Hidden Costs and Mortgage Penalties – How to Manage Them
A lot of home buyers make the mistake of overlooking some critical costs when they are budgeting for a Canada mortgage. When you opt for a home mortgage for the first time, remember that the monthly payments and the down payment is not the only thing that you should plan for.
There are a certain amount of closing costs involved, which can make up for a considerable amount of cash in the long run. Furthermore, there are implications when you sell your home in the future or break off your mortgage for any reason. Sometimes, accelerating your payments and paying off the mortgage early also come with some negative penalties attached.
Keep reading to find out all the extra charges and hidden costs that are associated with a mortgage plan.
The Closing Costs
Typically, a lot of lenders ask for an additional 1.5% of purchase price when closing the mortgage, in order to check that the lender is credible enough to afford the mortgage rates in the long run. When you are buying a home, there are additional costs such as the land transfer cost and home inspection etc also involved in the deal; you need to account for these charges in time if you want to avoid any other problems down the road.
If you are unsure on what additional charges you will have to pay, you can calculate the overall budget through the official listing at the Canada Mortgage and Housing Corporation’s Official Website. Your broker will also guide you in the process and help you assess the total costs involved in purchasing and getting a mortgage for a particular property.
The Mortgage Insurance
It is possible to get a mortgage loan even when you do not have the required 20% down payment in store. However, you will still have to pay at least 5% of the total amount, and also opt for mortgage insurance. The monthly payment for the mortgage insurance may make your overall payments rise a little higher than expected; thus, it is important that you are aware of this cost before you opt for a Canada mortgage.
It is important to stay aware of the risks of penalization when you are locking in with a mortgage that stretches to 25 years on average. In case you need to break the mortgage early, your lender or bank will charge you with a penalty amount.

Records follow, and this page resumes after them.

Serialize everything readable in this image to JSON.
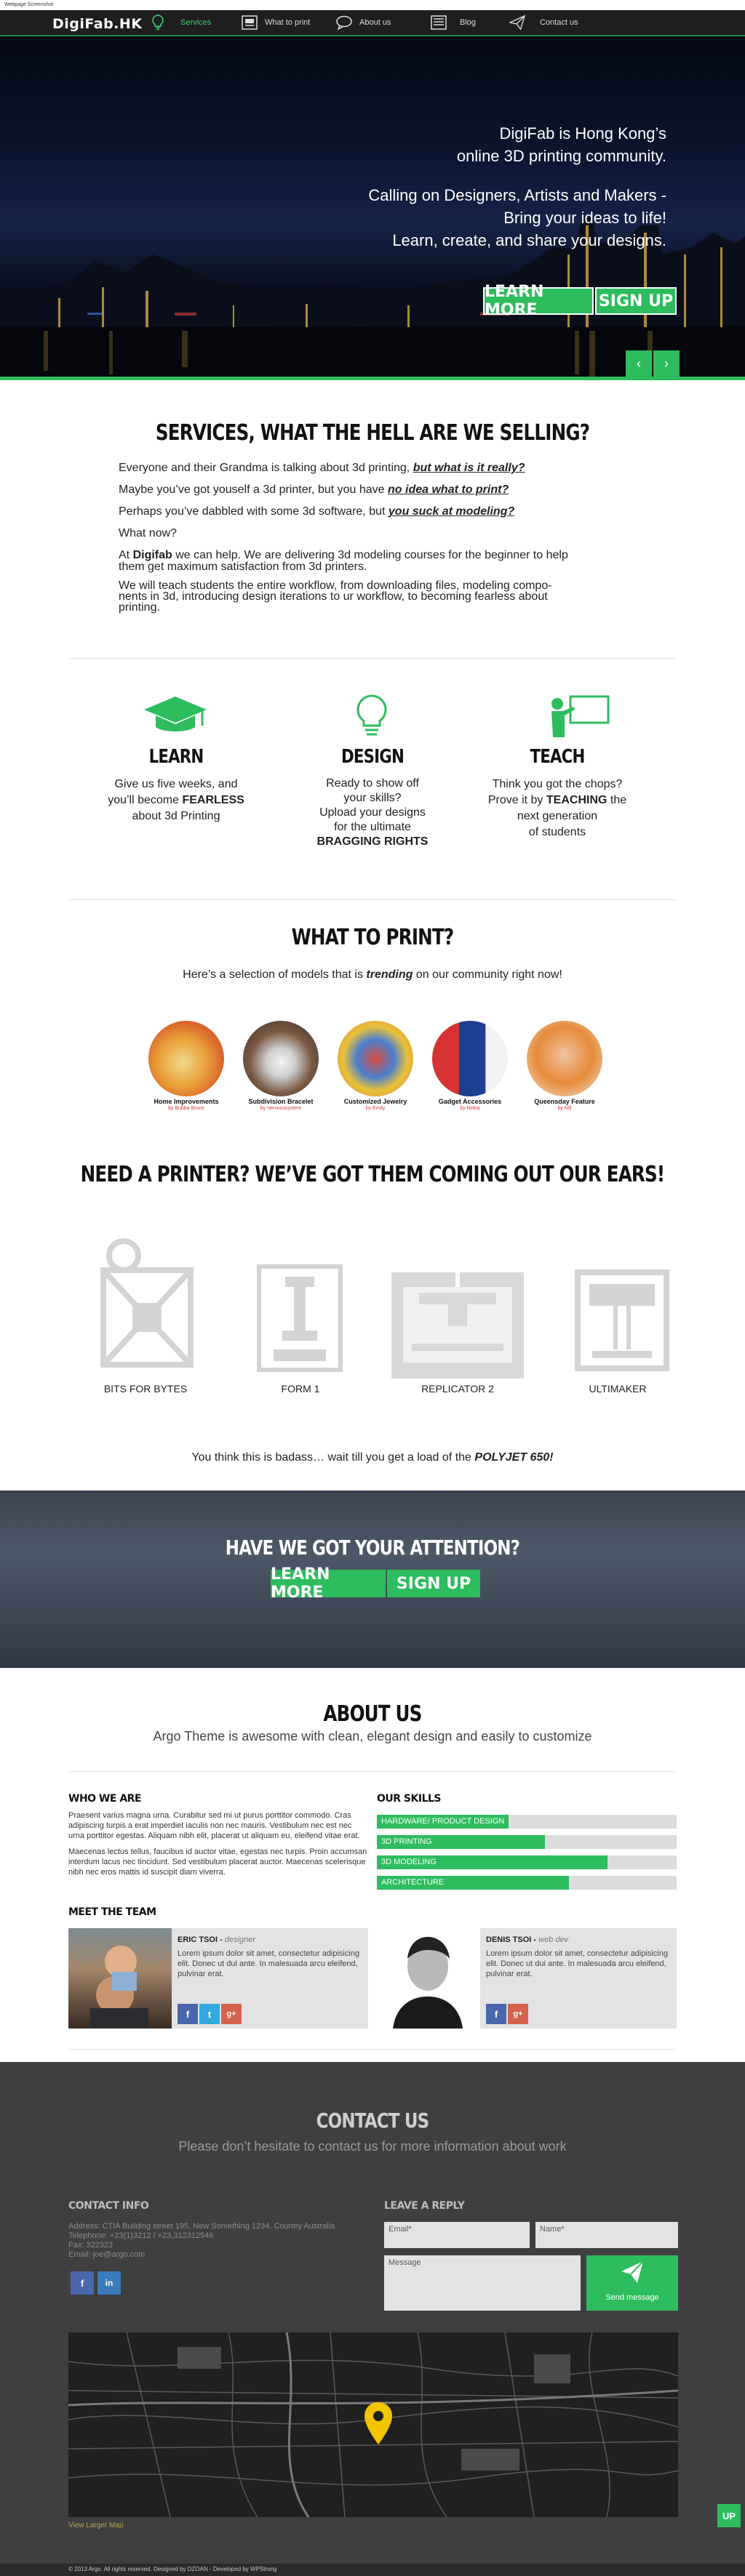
{
  "screenshot_label": "Webpage Screenshot",
  "nav": {
    "logo": "DigiFab.HK",
    "items": [
      {
        "label": "Services",
        "icon": "lightbulb-icon"
      },
      {
        "label": "What to print",
        "icon": "printer-icon"
      },
      {
        "label": "About us",
        "icon": "speech-bubble-icon"
      },
      {
        "label": "Blog",
        "icon": "newspaper-icon"
      },
      {
        "label": "Contact us",
        "icon": "paper-plane-icon"
      }
    ]
  },
  "hero": {
    "line1": "DigiFab is Hong Kong’s",
    "line2": "online 3D printing community.",
    "line3": "Calling on Designers, Artists and Makers -",
    "line4": "Bring your ideas to life!",
    "line5": "Learn, create, and share your designs.",
    "btn_learn": "LEARN MORE",
    "btn_signup": "SIGN UP",
    "prev": "‹",
    "next": "›"
  },
  "services": {
    "title": "SERVICES, WHAT THE HELL ARE WE SELLING?",
    "p1_a": "Everyone and their Grandma is talking about 3d printing,",
    "p1_b": "but what is it really?",
    "p2_a": "Maybe you’ve got youself a 3d printer, but you have",
    "p2_b": "no idea what to print?",
    "p3_a": "Perhaps you’ve dabbled with some 3d software, but",
    "p3_b": "you suck at modeling?",
    "p4": "What now?",
    "p5_a": "At",
    "p5_b": "Digifab",
    "p5_c": "we can help. We are delivering 3d modeling courses for the beginner to help",
    "p5_d": "them get maximum satisfaction from 3d printers.",
    "p6_1": "We will teach students the entire workflow, from downloading files, modeling compo-",
    "p6_2": "nents in 3d, introducing design iterations to ur workflow, to becoming fearless about",
    "p6_3": "printing."
  },
  "features": [
    {
      "title": "LEARN",
      "l1": "Give us five weeks, and",
      "l2a": "you’ll become",
      "l2b": "FEARLESS",
      "l3": "about 3d Printing",
      "icon": "graduation-cap-icon"
    },
    {
      "title": "DESIGN",
      "l1": "Ready to show off",
      "l2": "your skills?",
      "l3": "Upload your designs",
      "l4": "for the ultimate",
      "l5": "BRAGGING RIGHTS",
      "icon": "lightbulb-icon"
    },
    {
      "title": "TEACH",
      "l1": "Think you got the chops?",
      "l2a": "Prove it by",
      "l2b": "TEACHING",
      "l2c": "the",
      "l3": "next generation",
      "l4": "of students",
      "icon": "teacher-board-icon"
    }
  ],
  "print": {
    "title": "WHAT TO PRINT?",
    "sub_a": "Here’s a selection of models that is",
    "sub_b": "trending",
    "sub_c": "on our community right now!",
    "items": [
      {
        "name": "Home Improvements",
        "by": "by Bubba Bruce"
      },
      {
        "name": "Subdivision Bracelet",
        "by": "by nervoussystem"
      },
      {
        "name": "Customized Jewelry",
        "by": "by Emily"
      },
      {
        "name": "Gadget Accessories",
        "by": "by Nokia"
      },
      {
        "name": "Queensday Feature",
        "by": "by Nill"
      }
    ]
  },
  "printers": {
    "title": "NEED A PRINTER? WE’VE GOT THEM COMING OUT OUR EARS!",
    "items": [
      "BITS FOR BYTES",
      "FORM 1",
      "REPLICATOR 2",
      "ULTIMAKER"
    ],
    "footnote_a": "You think this is badass… wait till you get a load of the",
    "footnote_b": "POLYJET 650!"
  },
  "attention": {
    "title": "HAVE WE GOT YOUR ATTENTION?",
    "btn_learn": "LEARN MORE",
    "btn_signup": "SIGN UP"
  },
  "about": {
    "title": "ABOUT US",
    "subtitle": "Argo Theme is awesome with clean, elegant design and easily to customize",
    "who_title": "WHO WE ARE",
    "who_p1": "Praesent varius magna urna. Curabitur sed mi ut purus porttitor commodo. Cras adipiscing turpis a erat imperdiet iaculis non nec mauris. Vestibulum nec est nec urna porttitor egestas. Aliquam nibh elit, placerat ut aliquam eu, eleifend vitae erat.",
    "who_p2": "Maecenas lectus tellus, faucibus id auctor vitae, egestas nec turpis. Proin accumsan interdum lacus nec tincidunt. Sed vestibulum placerat auctor. Maecenas scelerisque nibh nec eros mattis id suscipit diam viverra.",
    "skills_title": "OUR SKILLS",
    "skills": [
      {
        "label": "HARDWARE/ PRODUCT DESIGN",
        "level": 0.44
      },
      {
        "label": "3D PRINTING",
        "level": 0.56
      },
      {
        "label": "3D MODELING",
        "level": 0.77
      },
      {
        "label": "ARCHITECTURE",
        "level": 0.64
      }
    ],
    "team_title": "MEET THE TEAM",
    "team": [
      {
        "name": "ERIC TSOI",
        "sep": " - ",
        "role": "designer",
        "bio": "Lorem ipsum dolor sit amet, consectetur adipisicing elit. Donec ut dui ante. In malesuada arcu eleifend, pulvinar erat."
      },
      {
        "name": "DENIS TSOI",
        "sep": " - ",
        "role": "web dev",
        "bio": "Lorem ipsum dolor sit amet, consectetur adipisicing elit. Donec ut dui ante. In malesuada arcu eleifend, pulvinar erat."
      }
    ],
    "social": {
      "facebook": "f",
      "twitter": "t",
      "google": "g+"
    }
  },
  "contact": {
    "title": "CONTACT US",
    "subtitle": "Please don’t hesitate to contact us for more information about work",
    "info_title": "CONTACT INFO",
    "address": "Address: CTIA Building street 195, New Something 1234, Country Australia",
    "telephone": "Telephone: +23(1)3212 / +23,312312546",
    "fax": "Fax: 322323",
    "email": "Email: joe@argo.com",
    "reply_title": "LEAVE A REPLY",
    "email_placeholder": "Email*",
    "name_placeholder": "Name*",
    "message_placeholder": "Message",
    "send_label": "Send message",
    "map_link": "View Larger Map",
    "up_label": "UP",
    "footer_a": "© 2013 Argo. All rights reserved. Designed by DZOAN - Developed by WPStrong"
  },
  "colors": {
    "accent": "#2dbd5e",
    "nav_bg": "#1e1e1e",
    "contact_bg": "#3f3f3f"
  }
}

This penalty depends on a number of factors, and you either have to pay three months worth of interest or follow the mode of payment through a pre-defined IRD (Interest Rate differential).
Also, if you have opted for a closed mortgage, paying off the loan early will also result in penalization. It is important that you discuss all these risk factors and their implications with your mortgage broker beforehand so that you are saved any unnecessary hassle later on.
Mortgage rates in Canada now are looking more attractive and are a lot more affordable compared to the past. Therefore, it is best to lock in on a feasible rate today so that you can enjoy minimal payments tomorrow! Best of luck!